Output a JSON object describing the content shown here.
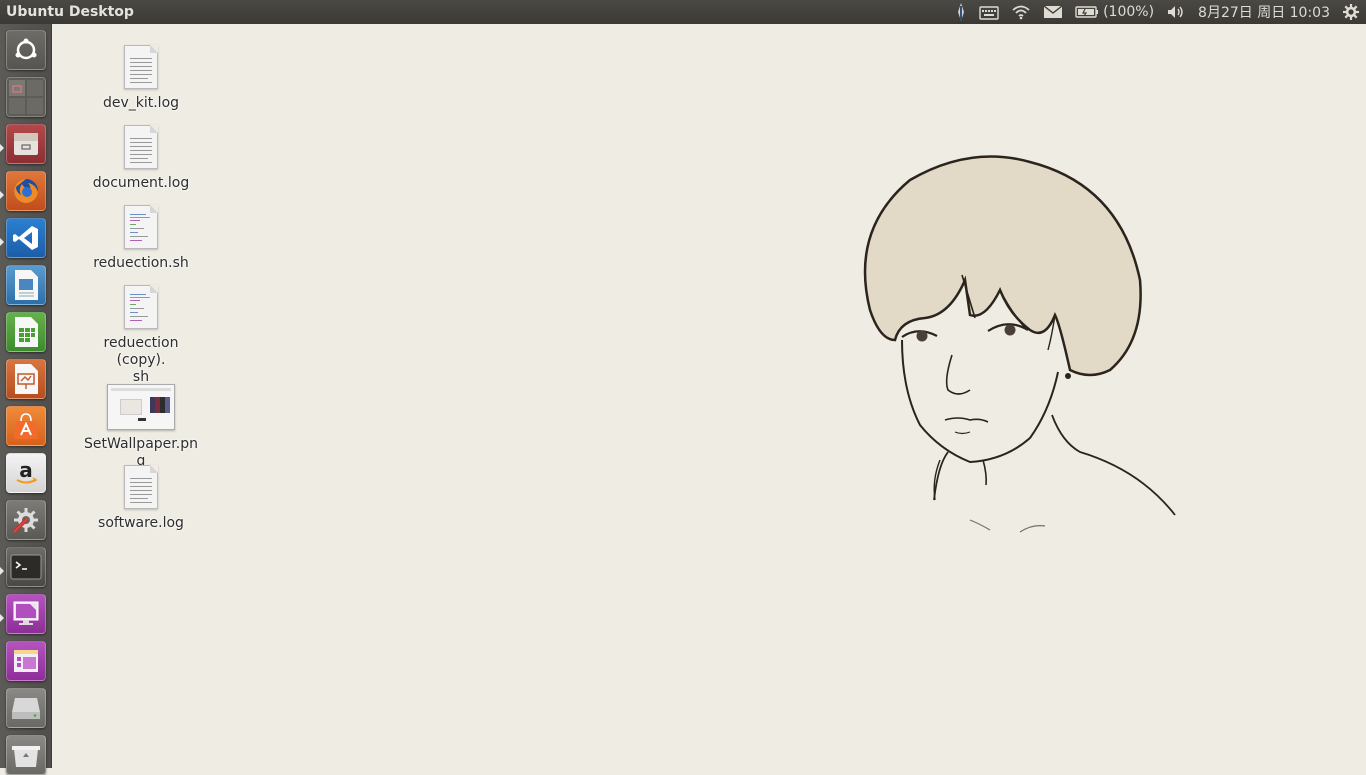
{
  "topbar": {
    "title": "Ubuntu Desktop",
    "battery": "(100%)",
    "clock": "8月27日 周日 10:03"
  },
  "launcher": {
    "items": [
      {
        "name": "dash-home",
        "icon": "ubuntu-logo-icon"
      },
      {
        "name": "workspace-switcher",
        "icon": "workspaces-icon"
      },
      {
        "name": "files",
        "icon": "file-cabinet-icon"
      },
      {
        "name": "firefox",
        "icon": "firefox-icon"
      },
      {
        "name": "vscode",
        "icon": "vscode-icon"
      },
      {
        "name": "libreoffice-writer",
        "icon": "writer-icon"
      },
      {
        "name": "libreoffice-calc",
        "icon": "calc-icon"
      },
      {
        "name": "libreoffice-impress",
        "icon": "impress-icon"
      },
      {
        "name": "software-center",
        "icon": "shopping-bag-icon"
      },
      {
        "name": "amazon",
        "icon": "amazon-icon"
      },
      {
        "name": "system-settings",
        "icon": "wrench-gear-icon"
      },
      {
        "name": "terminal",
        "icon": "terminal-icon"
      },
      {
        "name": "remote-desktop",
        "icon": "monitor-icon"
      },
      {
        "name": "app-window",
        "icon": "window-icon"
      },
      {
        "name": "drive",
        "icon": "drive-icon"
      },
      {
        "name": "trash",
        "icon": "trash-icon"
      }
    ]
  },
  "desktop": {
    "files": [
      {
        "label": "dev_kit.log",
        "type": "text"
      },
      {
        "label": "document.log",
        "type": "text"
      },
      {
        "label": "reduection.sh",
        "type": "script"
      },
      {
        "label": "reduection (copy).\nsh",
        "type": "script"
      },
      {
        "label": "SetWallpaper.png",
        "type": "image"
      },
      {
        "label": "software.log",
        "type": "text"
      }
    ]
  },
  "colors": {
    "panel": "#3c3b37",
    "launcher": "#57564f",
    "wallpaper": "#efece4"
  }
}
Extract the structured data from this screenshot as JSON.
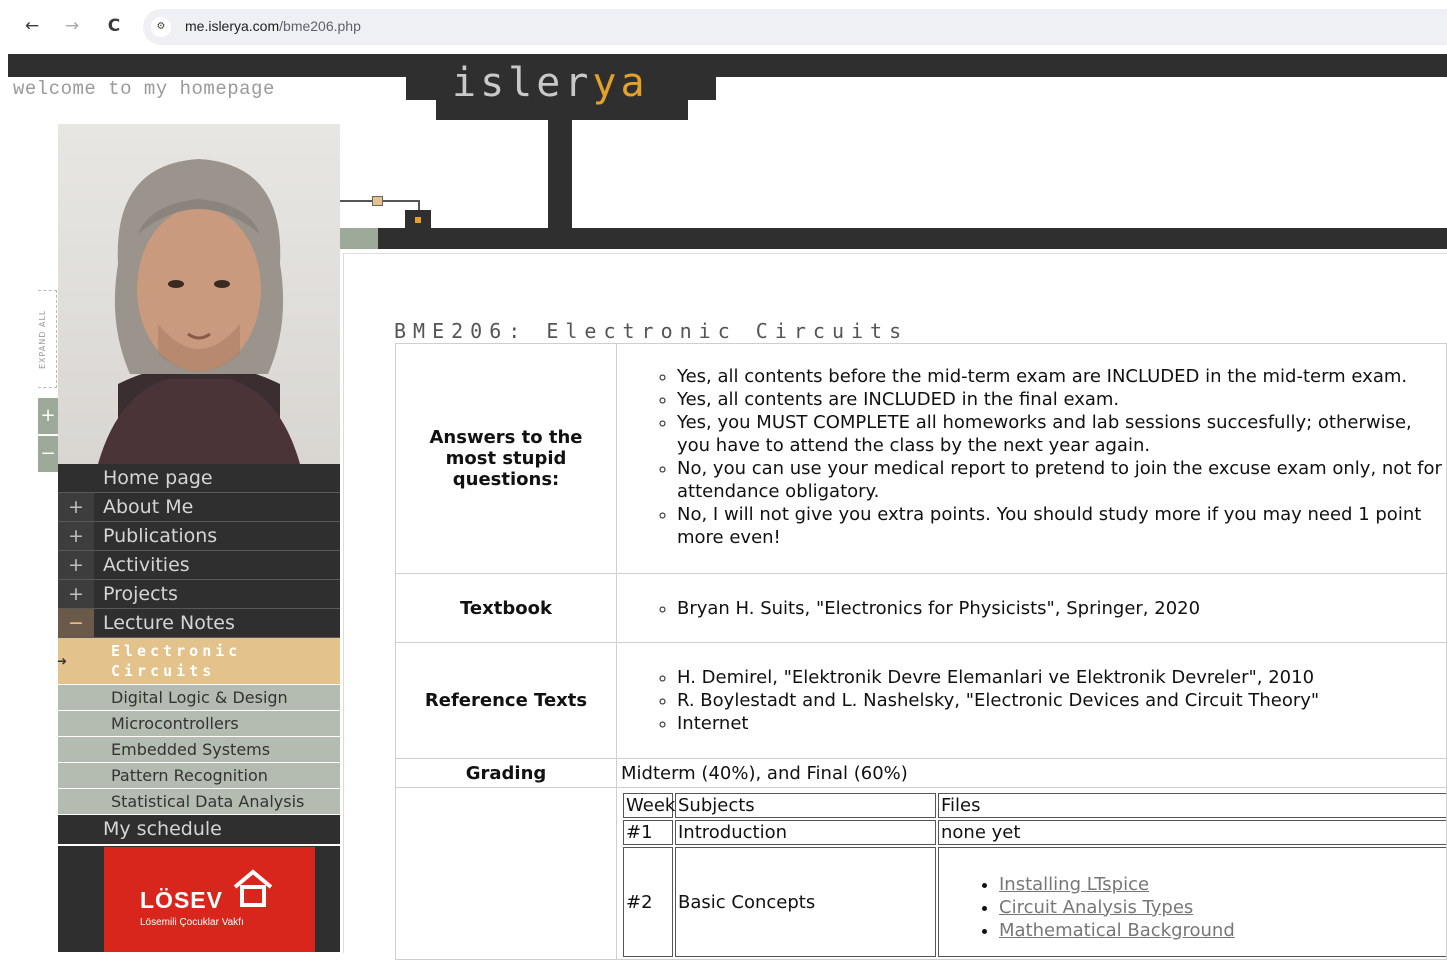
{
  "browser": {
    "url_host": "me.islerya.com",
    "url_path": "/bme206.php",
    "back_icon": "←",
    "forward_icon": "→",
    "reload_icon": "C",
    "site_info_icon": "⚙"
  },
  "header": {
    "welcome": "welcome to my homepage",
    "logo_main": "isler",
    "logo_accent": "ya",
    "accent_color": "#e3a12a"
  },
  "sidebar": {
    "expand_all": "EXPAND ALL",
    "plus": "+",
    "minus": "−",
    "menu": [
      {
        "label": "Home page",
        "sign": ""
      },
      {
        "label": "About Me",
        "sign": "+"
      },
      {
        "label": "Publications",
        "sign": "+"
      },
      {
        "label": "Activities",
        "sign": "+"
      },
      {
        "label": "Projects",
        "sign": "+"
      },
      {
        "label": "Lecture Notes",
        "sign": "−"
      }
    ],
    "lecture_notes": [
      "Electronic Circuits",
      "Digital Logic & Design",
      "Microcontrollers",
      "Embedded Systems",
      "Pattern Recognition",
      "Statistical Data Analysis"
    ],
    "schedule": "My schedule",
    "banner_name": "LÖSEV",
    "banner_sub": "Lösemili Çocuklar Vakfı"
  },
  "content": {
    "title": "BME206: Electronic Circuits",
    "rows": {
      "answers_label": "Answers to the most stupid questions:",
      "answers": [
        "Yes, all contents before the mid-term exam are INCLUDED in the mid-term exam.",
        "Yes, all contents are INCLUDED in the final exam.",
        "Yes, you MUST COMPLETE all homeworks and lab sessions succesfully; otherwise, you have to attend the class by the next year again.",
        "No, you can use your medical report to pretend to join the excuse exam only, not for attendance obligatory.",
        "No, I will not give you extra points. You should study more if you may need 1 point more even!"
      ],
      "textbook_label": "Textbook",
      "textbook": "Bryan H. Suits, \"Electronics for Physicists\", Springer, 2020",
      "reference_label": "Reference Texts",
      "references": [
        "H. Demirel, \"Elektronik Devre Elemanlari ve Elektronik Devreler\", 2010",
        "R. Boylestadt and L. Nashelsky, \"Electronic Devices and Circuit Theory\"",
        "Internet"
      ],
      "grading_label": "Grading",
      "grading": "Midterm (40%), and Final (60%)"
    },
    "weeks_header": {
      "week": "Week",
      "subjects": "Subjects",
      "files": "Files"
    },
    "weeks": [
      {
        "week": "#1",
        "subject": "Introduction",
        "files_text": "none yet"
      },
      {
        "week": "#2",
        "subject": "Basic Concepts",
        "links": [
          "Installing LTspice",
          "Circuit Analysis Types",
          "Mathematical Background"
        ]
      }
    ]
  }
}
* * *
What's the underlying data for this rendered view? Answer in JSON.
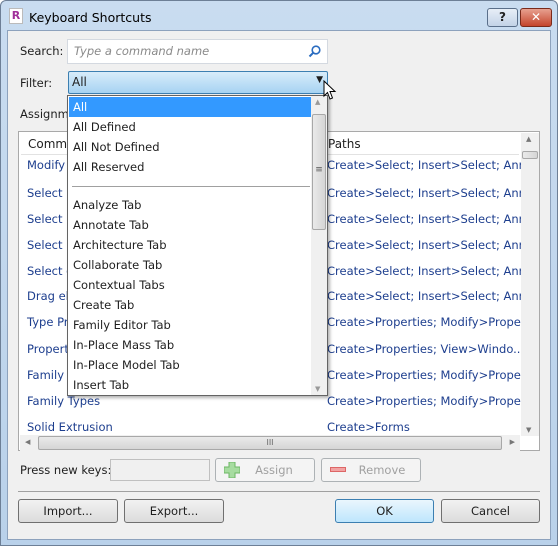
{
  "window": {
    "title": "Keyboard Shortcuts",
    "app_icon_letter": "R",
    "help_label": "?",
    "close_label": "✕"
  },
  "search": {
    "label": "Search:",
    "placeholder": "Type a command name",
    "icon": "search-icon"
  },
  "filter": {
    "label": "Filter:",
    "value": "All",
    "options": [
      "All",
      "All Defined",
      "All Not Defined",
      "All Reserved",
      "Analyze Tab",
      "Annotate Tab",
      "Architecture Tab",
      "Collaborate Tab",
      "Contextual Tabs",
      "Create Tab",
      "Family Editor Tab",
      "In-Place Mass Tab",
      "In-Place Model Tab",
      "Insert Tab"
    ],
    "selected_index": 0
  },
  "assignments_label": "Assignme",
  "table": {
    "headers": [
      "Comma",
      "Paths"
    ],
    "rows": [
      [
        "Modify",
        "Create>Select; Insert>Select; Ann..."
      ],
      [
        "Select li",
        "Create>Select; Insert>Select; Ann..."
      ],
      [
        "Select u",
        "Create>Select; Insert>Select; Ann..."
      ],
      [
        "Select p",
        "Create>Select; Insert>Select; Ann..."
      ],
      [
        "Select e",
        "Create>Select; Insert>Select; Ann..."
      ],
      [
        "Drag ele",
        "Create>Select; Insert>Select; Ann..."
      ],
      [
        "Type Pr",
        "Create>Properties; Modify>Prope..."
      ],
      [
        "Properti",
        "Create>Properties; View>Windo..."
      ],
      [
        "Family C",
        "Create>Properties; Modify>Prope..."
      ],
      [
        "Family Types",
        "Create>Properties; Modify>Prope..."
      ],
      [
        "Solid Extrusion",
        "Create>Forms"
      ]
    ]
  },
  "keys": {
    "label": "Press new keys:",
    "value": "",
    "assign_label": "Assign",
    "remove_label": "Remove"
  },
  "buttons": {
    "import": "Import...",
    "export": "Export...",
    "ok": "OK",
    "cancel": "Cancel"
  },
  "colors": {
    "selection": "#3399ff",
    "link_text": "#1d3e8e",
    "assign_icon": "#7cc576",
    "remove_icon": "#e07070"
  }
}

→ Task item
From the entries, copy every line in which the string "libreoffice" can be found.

→ Answer space
        "name": "libreoffice-writer",
        "name": "libreoffice-calc",
        "name": "libreoffice-impress",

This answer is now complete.